Easter Island, or Rapa Nui, is technically part of Chile even though the remote island sits about 2,200 miles off the coast. Easter Island is far from even its closest neighbors: Tahiti is more than 2,600 miles away (many people fly to Easter Island from here); Pitcairn Island (from the previous slide) is 1,200 miles away; and the island of Mangareva, the largest of the Gambier Islands in French Polynesia, is about 1,600 miles away.
Easter Island is famous for its 887 monolithic statues, called moai, which were carved out of volcanic rock by indigenous Rapa Nui people between 1250 and 1500 A.D. The island is now a UNESCO World Heritage Site with fewer than 6,000 residents.
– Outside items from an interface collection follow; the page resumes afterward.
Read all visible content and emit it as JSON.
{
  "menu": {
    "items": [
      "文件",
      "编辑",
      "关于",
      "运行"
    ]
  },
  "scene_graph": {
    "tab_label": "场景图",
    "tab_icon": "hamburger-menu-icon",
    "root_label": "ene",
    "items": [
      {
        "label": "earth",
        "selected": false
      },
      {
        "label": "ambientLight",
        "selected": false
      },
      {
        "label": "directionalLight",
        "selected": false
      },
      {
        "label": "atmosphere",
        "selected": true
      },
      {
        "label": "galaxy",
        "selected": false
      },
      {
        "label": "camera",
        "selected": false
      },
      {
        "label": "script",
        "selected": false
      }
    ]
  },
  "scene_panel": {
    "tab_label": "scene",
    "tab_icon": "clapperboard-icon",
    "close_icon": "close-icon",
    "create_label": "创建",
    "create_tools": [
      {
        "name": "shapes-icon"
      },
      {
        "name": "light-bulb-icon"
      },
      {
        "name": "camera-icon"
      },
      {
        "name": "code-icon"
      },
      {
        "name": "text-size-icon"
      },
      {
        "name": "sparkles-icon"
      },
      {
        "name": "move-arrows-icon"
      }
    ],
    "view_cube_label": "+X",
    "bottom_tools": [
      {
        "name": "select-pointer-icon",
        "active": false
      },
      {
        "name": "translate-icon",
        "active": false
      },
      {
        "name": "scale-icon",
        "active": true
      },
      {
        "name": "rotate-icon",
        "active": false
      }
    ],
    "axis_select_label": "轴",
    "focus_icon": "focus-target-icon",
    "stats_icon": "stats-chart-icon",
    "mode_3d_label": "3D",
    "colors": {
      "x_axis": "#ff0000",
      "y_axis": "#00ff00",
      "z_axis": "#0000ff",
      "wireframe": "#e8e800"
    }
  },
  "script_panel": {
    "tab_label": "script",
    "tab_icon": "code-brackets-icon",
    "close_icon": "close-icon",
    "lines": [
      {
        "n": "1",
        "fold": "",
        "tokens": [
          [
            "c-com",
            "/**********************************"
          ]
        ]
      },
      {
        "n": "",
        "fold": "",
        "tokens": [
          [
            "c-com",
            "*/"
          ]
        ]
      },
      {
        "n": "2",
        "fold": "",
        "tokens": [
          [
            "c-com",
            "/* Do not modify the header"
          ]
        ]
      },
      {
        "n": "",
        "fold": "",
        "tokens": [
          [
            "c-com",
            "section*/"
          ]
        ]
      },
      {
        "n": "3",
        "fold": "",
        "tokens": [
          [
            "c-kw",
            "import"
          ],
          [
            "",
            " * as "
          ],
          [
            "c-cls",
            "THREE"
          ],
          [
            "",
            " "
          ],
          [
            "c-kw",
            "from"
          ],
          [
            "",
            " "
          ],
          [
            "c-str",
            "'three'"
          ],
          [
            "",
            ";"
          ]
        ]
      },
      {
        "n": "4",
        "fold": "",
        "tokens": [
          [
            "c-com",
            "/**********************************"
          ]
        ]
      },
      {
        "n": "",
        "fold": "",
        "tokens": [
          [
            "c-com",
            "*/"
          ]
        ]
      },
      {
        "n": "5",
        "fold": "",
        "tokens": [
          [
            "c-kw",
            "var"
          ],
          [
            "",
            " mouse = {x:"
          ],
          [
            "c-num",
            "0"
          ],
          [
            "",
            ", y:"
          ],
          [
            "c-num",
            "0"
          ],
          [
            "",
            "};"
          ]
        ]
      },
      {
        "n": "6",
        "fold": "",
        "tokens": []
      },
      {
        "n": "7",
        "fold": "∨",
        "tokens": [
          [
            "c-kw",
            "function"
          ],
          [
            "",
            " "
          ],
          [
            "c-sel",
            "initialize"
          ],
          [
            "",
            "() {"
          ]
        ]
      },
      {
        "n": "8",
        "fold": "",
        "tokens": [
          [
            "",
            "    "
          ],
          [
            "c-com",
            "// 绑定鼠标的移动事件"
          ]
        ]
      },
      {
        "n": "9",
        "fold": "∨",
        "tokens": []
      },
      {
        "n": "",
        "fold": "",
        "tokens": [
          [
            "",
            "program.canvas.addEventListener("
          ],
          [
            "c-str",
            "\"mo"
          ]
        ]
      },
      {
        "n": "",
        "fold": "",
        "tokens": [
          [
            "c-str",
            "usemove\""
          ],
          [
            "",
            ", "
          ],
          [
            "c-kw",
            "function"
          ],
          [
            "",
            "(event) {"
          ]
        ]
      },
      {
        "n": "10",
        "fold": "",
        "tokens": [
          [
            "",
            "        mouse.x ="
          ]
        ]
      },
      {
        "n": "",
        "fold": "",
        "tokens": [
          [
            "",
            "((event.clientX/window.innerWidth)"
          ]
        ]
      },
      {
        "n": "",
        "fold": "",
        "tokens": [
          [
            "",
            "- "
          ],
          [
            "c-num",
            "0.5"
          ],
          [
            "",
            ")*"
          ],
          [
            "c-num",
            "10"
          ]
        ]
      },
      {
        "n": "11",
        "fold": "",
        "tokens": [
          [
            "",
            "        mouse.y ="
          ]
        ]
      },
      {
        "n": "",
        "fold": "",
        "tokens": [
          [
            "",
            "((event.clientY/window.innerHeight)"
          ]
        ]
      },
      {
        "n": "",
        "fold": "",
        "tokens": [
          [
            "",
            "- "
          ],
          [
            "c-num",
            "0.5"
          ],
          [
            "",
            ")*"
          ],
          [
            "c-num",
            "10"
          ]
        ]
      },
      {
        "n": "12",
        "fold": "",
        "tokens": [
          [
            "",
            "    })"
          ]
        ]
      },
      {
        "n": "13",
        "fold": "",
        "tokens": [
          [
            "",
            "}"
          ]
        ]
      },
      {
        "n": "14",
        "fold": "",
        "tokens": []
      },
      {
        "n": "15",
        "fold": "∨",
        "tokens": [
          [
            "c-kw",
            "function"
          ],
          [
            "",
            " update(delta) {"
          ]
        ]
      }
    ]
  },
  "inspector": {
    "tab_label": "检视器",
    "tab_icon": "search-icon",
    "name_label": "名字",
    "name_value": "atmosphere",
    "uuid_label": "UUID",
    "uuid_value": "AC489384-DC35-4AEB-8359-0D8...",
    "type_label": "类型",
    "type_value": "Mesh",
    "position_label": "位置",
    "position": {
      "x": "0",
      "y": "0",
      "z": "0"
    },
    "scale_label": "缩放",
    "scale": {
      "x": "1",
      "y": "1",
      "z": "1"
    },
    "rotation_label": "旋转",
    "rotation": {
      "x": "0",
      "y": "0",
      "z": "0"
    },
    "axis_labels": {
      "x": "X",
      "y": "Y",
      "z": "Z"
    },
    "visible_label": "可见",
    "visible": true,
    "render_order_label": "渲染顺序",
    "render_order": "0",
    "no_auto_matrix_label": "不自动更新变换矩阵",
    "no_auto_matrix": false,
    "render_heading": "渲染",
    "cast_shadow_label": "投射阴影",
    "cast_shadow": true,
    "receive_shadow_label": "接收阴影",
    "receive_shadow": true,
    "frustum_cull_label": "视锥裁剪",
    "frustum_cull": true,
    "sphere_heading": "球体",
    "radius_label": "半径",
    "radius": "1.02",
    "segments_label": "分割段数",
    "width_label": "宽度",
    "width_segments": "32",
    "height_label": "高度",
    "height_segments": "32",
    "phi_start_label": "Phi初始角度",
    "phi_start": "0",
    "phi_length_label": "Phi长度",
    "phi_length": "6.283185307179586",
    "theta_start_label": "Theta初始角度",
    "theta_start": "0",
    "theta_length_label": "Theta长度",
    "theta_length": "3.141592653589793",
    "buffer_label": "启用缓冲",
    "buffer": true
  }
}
Coincidentally, this remote island is the closest landmass to the oceanic pole of inaccessibility. Also known as Point Nemo, it's a location in the ocean () that is farthest from land. Point Nemo is more than 1,000 miles from the coasts of Easter Island, Ducie Island (one of the Pitcairn islands) and Maher Island off the coast of Antarctica.